*Task objective*.
Return, from the listing below, each line where the word "value" appears.

*** Begin section ***

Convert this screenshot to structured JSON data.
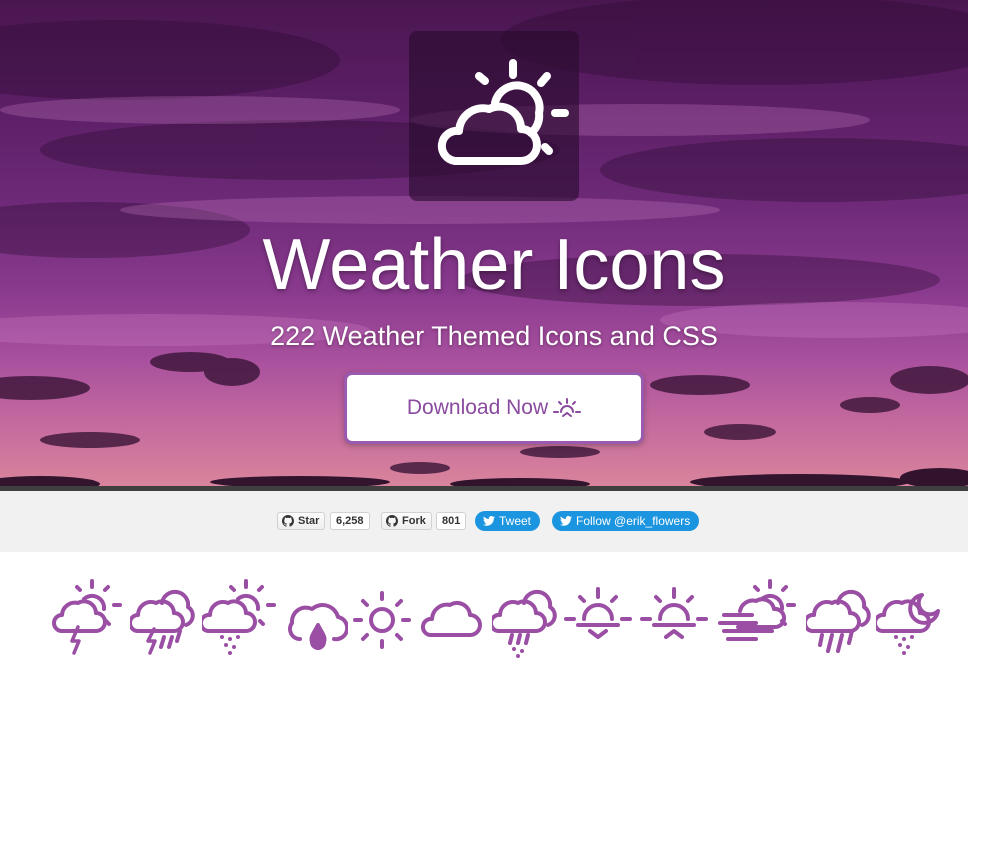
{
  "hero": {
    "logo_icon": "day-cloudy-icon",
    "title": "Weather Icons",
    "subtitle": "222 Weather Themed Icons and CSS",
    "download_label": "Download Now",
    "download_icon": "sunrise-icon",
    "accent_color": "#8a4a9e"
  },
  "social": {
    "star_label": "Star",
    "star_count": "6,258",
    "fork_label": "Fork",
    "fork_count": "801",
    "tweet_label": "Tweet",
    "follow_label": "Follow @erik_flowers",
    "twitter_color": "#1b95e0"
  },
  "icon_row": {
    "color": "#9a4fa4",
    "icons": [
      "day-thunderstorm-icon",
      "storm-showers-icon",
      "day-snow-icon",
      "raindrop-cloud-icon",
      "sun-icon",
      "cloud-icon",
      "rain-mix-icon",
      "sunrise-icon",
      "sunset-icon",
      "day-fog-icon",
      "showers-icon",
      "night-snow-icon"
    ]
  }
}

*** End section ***
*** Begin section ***

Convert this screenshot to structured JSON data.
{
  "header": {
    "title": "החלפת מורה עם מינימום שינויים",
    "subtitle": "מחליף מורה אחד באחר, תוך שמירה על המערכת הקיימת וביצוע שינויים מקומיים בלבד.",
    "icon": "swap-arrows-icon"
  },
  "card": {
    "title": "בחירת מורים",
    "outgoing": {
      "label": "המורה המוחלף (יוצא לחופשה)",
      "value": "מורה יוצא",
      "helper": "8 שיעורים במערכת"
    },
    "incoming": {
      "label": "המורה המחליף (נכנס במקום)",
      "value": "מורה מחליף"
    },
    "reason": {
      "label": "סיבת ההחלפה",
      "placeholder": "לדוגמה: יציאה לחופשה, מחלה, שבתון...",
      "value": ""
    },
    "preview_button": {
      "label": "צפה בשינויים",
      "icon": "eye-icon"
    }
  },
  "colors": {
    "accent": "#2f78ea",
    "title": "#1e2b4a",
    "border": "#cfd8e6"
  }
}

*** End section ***

*Result of the task*.
      "value": "מורה יוצא",
      "value": "מורה מחליף"
      "value": ""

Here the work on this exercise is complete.